- Kessler, R. C., Berglund, P., Demler, O., Jin, R., Merikangas, K. R., & Walters, E. E. (2005). Lifetime prevalence and age-of-onset distributions of DSM-IV disorders in the National Comorbidity Survey Replication. Archives of General Psychiatry, 62, 593–602. https://doi.org/10.1001/archpsyc.62.6.593.CrossRefPubMedGoogle Scholar
- Kessler, R. C., Petukhova, M., Sampson, N. A., Zaslavsky, A. M., & Wittchen, H. U. (2012). Twelve-month and lifetime prevalence and lifetime morbid risk of anxiety and mood disorders in the United States. International Journal of Methods in Psychiatric Research, 21, 169–184. https://doi.org/10.1002/mpr.1359.CrossRefPubMedPubMedCentralGoogle Scholar
- Lang, P. J. (1980). Behavioral treatment and bio-behavioral assessment: Computer applications. In J. B. Sidowski, J. H. Johnson, & T. A. Williams (Eds.), Technology in mental health care delivery systems (pp. 119–137). Norwood, NJ: Ablex.Google Scholar
- Lipton, M. F., Augenstein, T. M., Weeks, J. W., & De Los Reyes, A. (2014). A multi-informant approach to assessing fear of positive evaluation in socially anxious adolescents.

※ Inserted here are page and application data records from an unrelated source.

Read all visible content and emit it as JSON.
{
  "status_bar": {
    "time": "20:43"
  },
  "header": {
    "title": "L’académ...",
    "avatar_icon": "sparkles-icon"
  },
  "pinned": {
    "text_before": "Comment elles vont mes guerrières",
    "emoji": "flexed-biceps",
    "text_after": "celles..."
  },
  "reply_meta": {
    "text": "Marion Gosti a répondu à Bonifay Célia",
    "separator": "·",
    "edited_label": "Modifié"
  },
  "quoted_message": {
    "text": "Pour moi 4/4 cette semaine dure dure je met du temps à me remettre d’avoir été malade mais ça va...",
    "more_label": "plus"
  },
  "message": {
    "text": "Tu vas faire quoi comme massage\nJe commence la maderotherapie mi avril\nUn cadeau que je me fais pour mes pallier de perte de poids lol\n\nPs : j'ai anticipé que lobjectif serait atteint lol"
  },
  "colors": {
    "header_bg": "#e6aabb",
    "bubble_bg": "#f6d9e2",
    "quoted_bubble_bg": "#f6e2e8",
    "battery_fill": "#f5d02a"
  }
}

Journal of Child and Family Studies, 23, 1247–1257. https://doi.org/10.1007/s10826-013-9785-3
- Qasmieh, N., Makol, B. A., Augenstein, T. M., Lipton, M. F., Deros, D. E., Karp, J. N., . . . De Los Reyes, A. (2018). A multi-informant approach to assessing safety behaviors among adolescents: Psychometric properties of the Subtle Avoidance Frequency Examination. Journal of Child and Family Studies, 27. Advance online publication. https://doi.org/10.1007/s10826-018-1040-5.

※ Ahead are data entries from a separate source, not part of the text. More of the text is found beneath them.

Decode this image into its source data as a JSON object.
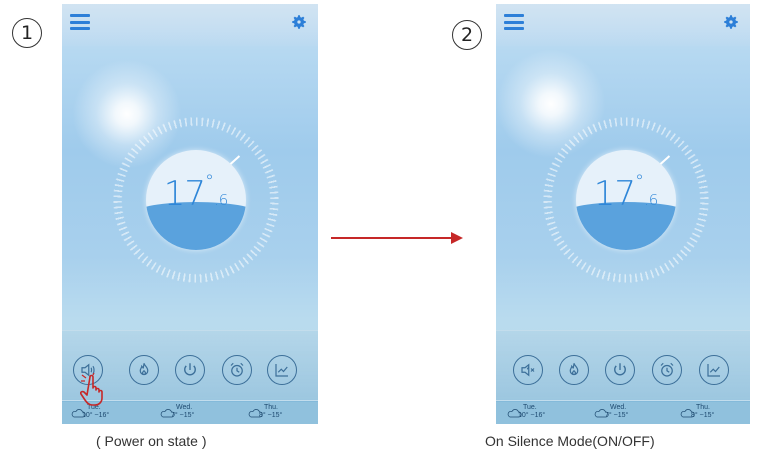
{
  "steps": [
    {
      "number": "1",
      "caption": "( Power on state )",
      "temperature": {
        "main": "17",
        "degree": "°",
        "decimal": ".6"
      },
      "buttons": [
        {
          "name": "silence",
          "icon": "speaker-icon"
        },
        {
          "name": "flame",
          "icon": "flame-icon"
        },
        {
          "name": "power",
          "icon": "power-icon"
        },
        {
          "name": "alarm",
          "icon": "alarm-clock-icon"
        },
        {
          "name": "chart",
          "icon": "chart-icon"
        }
      ],
      "forecast": [
        {
          "day": "Tue.",
          "range": "10° ~16°"
        },
        {
          "day": "Wed.",
          "range": "7° ~15°"
        },
        {
          "day": "Thu.",
          "range": "8° ~15°"
        }
      ]
    },
    {
      "number": "2",
      "caption": "On Silence Mode(ON/OFF)",
      "temperature": {
        "main": "17",
        "degree": "°",
        "decimal": ".6"
      },
      "buttons": [
        {
          "name": "silence",
          "icon": "speaker-muted-icon"
        },
        {
          "name": "flame",
          "icon": "flame-icon"
        },
        {
          "name": "power",
          "icon": "power-icon"
        },
        {
          "name": "alarm",
          "icon": "alarm-clock-icon"
        },
        {
          "name": "chart",
          "icon": "chart-icon"
        }
      ],
      "forecast": [
        {
          "day": "Tue.",
          "range": "10° ~16°"
        },
        {
          "day": "Wed.",
          "range": "7° ~15°"
        },
        {
          "day": "Thu.",
          "range": "8° ~15°"
        }
      ]
    }
  ],
  "colors": {
    "accent_blue": "#2d7fd8",
    "water": "#5aa2dd",
    "arrow": "#c62828",
    "hand": "#c62828"
  }
}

- Rausch, E., Racz, S. J., Augenstein, T. M., Keeley, L., Lipton, M. F., Szollos, S., . . . & De Los Reyes, A. (2017). A multi-informant approach to measuring depressive symptoms in clinical assessments of adolescent social anxiety using the Beck Depression Inventory-II: Convergent, incremental, and criterion-related validity. Child and Youth Care Forum, 46, 661–683. https://doi.org/10.1007/s10566-017-9403-4.
- Scharfstein, L. A., Beidel, D. C., Sims, V. K., & Finnell, L. R. (2011). Social skills deficits and vocal characteristics of children with social phobia or Asperger’s disorder: A comparative study. Journal of Abnormal Child Psychology, 39, 865–875. https://doi.org/10.1007/s10802-011-9498-2.CrossRefPubMedGoogle Scholar
- Thomas, S. A., Daruwala, S. E., Goepel, K. A., & De Los Reyes, A. (2012). Using the Subtle Avoidance Frequency Examination in adolescent social anxiety assessments. Child and Youth Care Forum, 41, 547–559. https://doi.org/10.1007/s10566-012-9181-y.
- Turner, S. M., Beidel, D. C., Cooley, M. R., Woody, S. R., & Messer, S. C. (1994). A multicomponent behavioral treatment for social phobia: Social Effectiveness Therapy. Behaviour Research and Therapy, 32, 381–390. https://doi.org/10.1016/0005-7967(94)90001-9.
- Zubeidat, I., Salinas, J. M., & Sierra, J. C. (2008). Exploration of the psychometric characteristics of the Liebowitz Social Anxiety Scale in a Spanish adolescent sample. Depression and Anxiety, 25, 977–987. https://doi.org/10.1002/da.20404.